→ **Exercise**:
Make an exact reproduction of all the data.

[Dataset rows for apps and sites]
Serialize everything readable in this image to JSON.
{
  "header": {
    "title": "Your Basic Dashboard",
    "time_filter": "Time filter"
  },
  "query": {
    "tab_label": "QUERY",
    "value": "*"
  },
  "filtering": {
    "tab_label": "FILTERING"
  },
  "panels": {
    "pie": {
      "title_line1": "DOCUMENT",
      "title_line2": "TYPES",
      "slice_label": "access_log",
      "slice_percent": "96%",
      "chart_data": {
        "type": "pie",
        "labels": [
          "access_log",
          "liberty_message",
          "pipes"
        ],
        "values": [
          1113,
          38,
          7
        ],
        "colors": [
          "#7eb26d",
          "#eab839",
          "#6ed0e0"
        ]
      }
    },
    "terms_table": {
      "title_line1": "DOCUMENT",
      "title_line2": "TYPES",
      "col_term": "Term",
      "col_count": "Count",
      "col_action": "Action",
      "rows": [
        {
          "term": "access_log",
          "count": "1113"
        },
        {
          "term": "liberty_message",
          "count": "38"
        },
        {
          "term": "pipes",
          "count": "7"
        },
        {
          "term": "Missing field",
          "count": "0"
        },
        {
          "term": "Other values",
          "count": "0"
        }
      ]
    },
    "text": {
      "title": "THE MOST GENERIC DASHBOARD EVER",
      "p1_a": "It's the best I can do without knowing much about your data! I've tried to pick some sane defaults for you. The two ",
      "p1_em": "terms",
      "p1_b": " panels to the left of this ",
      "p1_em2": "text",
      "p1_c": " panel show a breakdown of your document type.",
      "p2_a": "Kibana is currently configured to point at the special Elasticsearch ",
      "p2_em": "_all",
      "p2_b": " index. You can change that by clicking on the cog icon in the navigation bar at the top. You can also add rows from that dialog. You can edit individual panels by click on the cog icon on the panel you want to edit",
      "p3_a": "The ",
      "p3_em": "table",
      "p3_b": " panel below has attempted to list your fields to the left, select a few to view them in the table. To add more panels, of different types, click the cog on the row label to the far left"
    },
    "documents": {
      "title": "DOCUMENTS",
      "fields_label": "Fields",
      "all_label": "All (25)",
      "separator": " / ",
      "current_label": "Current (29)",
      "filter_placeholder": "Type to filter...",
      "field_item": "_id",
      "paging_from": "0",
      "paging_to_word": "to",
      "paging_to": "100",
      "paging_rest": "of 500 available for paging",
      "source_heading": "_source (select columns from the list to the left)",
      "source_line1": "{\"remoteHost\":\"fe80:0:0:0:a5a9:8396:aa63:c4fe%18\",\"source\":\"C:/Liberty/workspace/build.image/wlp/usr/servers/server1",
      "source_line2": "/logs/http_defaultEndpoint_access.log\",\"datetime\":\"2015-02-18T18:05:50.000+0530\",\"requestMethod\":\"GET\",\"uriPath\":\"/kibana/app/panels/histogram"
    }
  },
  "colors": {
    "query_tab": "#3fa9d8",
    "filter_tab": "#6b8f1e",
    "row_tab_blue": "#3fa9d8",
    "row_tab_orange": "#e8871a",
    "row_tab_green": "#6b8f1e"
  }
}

→ **Solved exercise**:
Serialize everything readable in this image to JSON.
{
  "header": {
    "title": "Your Basic Dashboard",
    "time_filter": "Time filter"
  },
  "query": {
    "tab_label": "QUERY",
    "value": "*"
  },
  "filtering": {
    "tab_label": "FILTERING"
  },
  "panels": {
    "pie": {
      "title_line1": "DOCUMENT",
      "title_line2": "TYPES",
      "slice_label": "access_log",
      "slice_percent": "96%",
      "chart_data": {
        "type": "pie",
        "labels": [
          "access_log",
          "liberty_message",
          "pipes"
        ],
        "values": [
          1113,
          38,
          7
        ],
        "colors": [
          "#7eb26d",
          "#eab839",
          "#6ed0e0"
        ]
      }
    },
    "terms_table": {
      "title_line1": "DOCUMENT",
      "title_line2": "TYPES",
      "col_term": "Term",
      "col_count": "Count",
      "col_action": "Action",
      "rows": [
        {
          "term": "access_log",
          "count": "1113"
        },
        {
          "term": "liberty_message",
          "count": "38"
        },
        {
          "term": "pipes",
          "count": "7"
        },
        {
          "term": "Missing field",
          "count": "0"
        },
        {
          "term": "Other values",
          "count": "0"
        }
      ]
    },
    "text": {
      "title": "THE MOST GENERIC DASHBOARD EVER",
      "p1_a": "It's the best I can do without knowing much about your data! I've tried to pick some sane defaults for you. The two ",
      "p1_em": "terms",
      "p1_b": " panels to the left of this ",
      "p1_em2": "text",
      "p1_c": " panel show a breakdown of your document type.",
      "p2_a": "Kibana is currently configured to point at the special Elasticsearch ",
      "p2_em": "_all",
      "p2_b": " index. You can change that by clicking on the cog icon in the navigation bar at the top. You can also add rows from that dialog. You can edit individual panels by click on the cog icon on the panel you want to edit",
      "p3_a": "The ",
      "p3_em": "table",
      "p3_b": " panel below has attempted to list your fields to the left, select a few to view them in the table. To add more panels, of different types, click the cog on the row label to the far left"
    },
    "documents": {
      "title": "DOCUMENTS",
      "fields_label": "Fields",
      "all_label": "All (25)",
      "separator": " / ",
      "current_label": "Current (29)",
      "filter_placeholder": "Type to filter...",
      "field_item": "_id",
      "paging_from": "0",
      "paging_to_word": "to",
      "paging_to": "100",
      "paging_rest": "of 500 available for paging",
      "source_heading": "_source (select columns from the list to the left)",
      "source_line1": "{\"remoteHost\":\"fe80:0:0:0:a5a9:8396:aa63:c4fe%18\",\"source\":\"C:/Liberty/workspace/build.image/wlp/usr/servers/server1",
      "source_line2": "/logs/http_defaultEndpoint_access.log\",\"datetime\":\"2015-02-18T18:05:50.000+0530\",\"requestMethod\":\"GET\",\"uriPath\":\"/kibana/app/panels/histogram"
    }
  },
  "colors": {
    "query_tab": "#3fa9d8",
    "filter_tab": "#6b8f1e",
    "row_tab_blue": "#3fa9d8",
    "row_tab_orange": "#e8871a",
    "row_tab_green": "#6b8f1e"
  }
}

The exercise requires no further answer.